As a young, emotionally abused teenager, I imagined what I needed for my heart to heal and for me to come out of my shell was the love of the right boy. I also wanted my first serious boyfriend to be the man I married and to marry the one God meant for me to marry. God only gave me the second. When I met my husband, Adam, in college, I was no longer hoping God would send me a mortal man to rescue me as the Church’s Bridegroom was the great love of my life healing, teaching, and spiritually growing me, and helping me connect with others. I still have issues but I’m far better than I used to be.

you had mineI’d forgotten all about this poem when, for our anniversary one year, Adam got me a cutesy card with a heart on it and an attached key meant to go on a charm bracelet. The words inside read, “you’ve had mine from the start.”

Nonetheless, my heart seized, though consciously I was more thinking “aw” at the intended meaning that I had the key to Adam’s heart in a romantic way.

Yet a young woman with a heart on fire for Jesus tore that key off the card and placed it on the cross necklace I’ve worn regularly ever since I received it as a gift from Adam back when we were engaged. In fact, I pried apart the loop that connects the cross to the chain (shoelace really) and added the key to the cross charm.

The jewelry that I wear around my neck, personally, has powerful symbolic meaning to me; what I wear over my heart is a testimony to—and a personal reminder—of what is supreme in my heart. God’s even convicted me for having added to the chain an angel charm that I’d dedicated to the children I’ve lost before they ever got to be more than a dream in my heart. (Note: my ‘angel babies’ aren’t literally angels.) God let that go for years; only when I was ready to surrender them to God was I asked to put that one away.
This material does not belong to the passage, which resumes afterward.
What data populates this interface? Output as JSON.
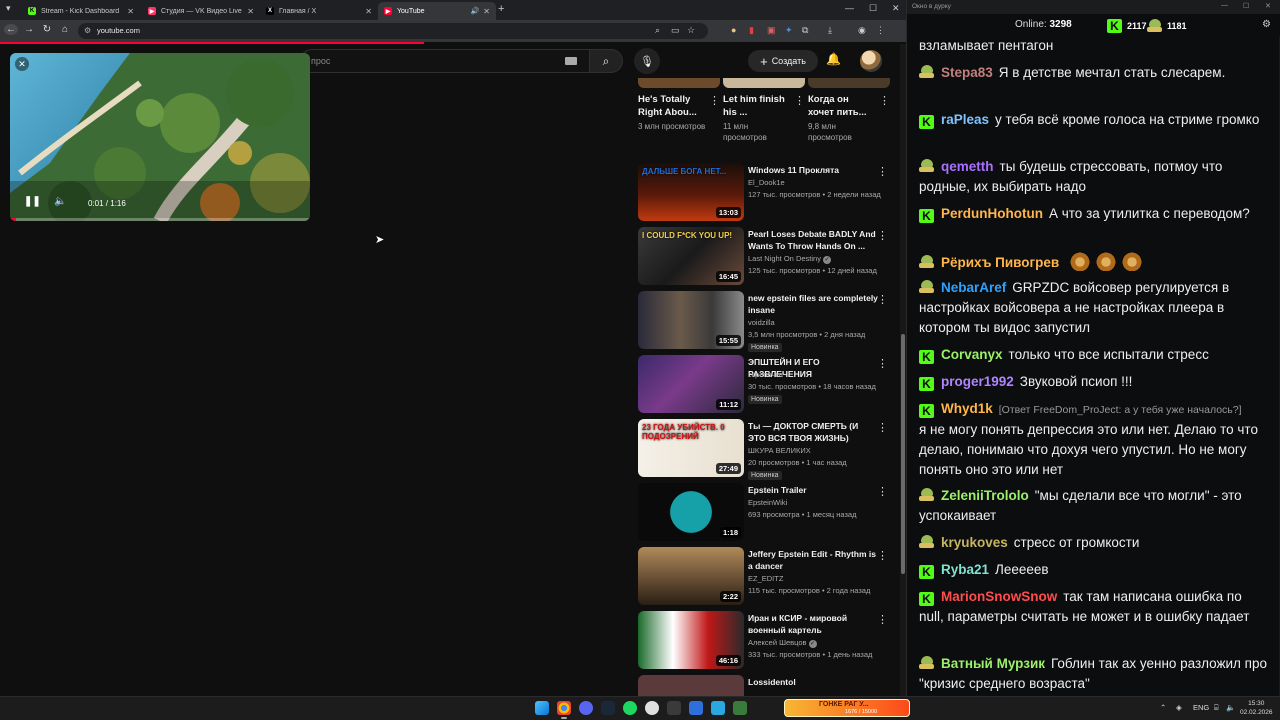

God had previously talked to me about idolizing my husband and dealt with that heart issue without the key charm ever being mentioned. When I got on a roll and went to remove everything I’d hung beside the cross, and saw how I’d even chained the key physically to the cross, I actually felt convicted to leave it and God began showing me what it really was meant to represent.

The answer to the prayer of the young girl I’d been. God owns my heart, so the key to my heart was God’s from the start. God thus had the key, and God had returned it to me as I’d so earnestly prayed. The symbolic one coming to me via my husband is gently humorous as when I wrote that I’d still been foolishly imaging a husband could ever do more than hand me powerful symbols that remind me of inward, unseen realities and be a vessel of God’s grace.

[tweetthis remove_twitter_handles=”true” remove_hidden_hashtags=”true” remove_hidden_urls=”true”]God remembers what we’ve forgotten. He will restore the years the locusts have eaten. (See Joel 2:25-27)[/tweetthis]

I will restore to you the years
that the swarming locust has eaten,
the hopper, the destroyer, and the cutter,
my great army, which I sent among you.
“You shall eat in plenty and be satisfied,
and praise the name of the Lord your God,
who has dealt wondrously with you.
And my people shall never again be put to shame.
You shall know that I am in the midst of Israel,
and that I am the Lord your God and there is none else.
And my people shall never again be put to shame.
–Joel 2:25-27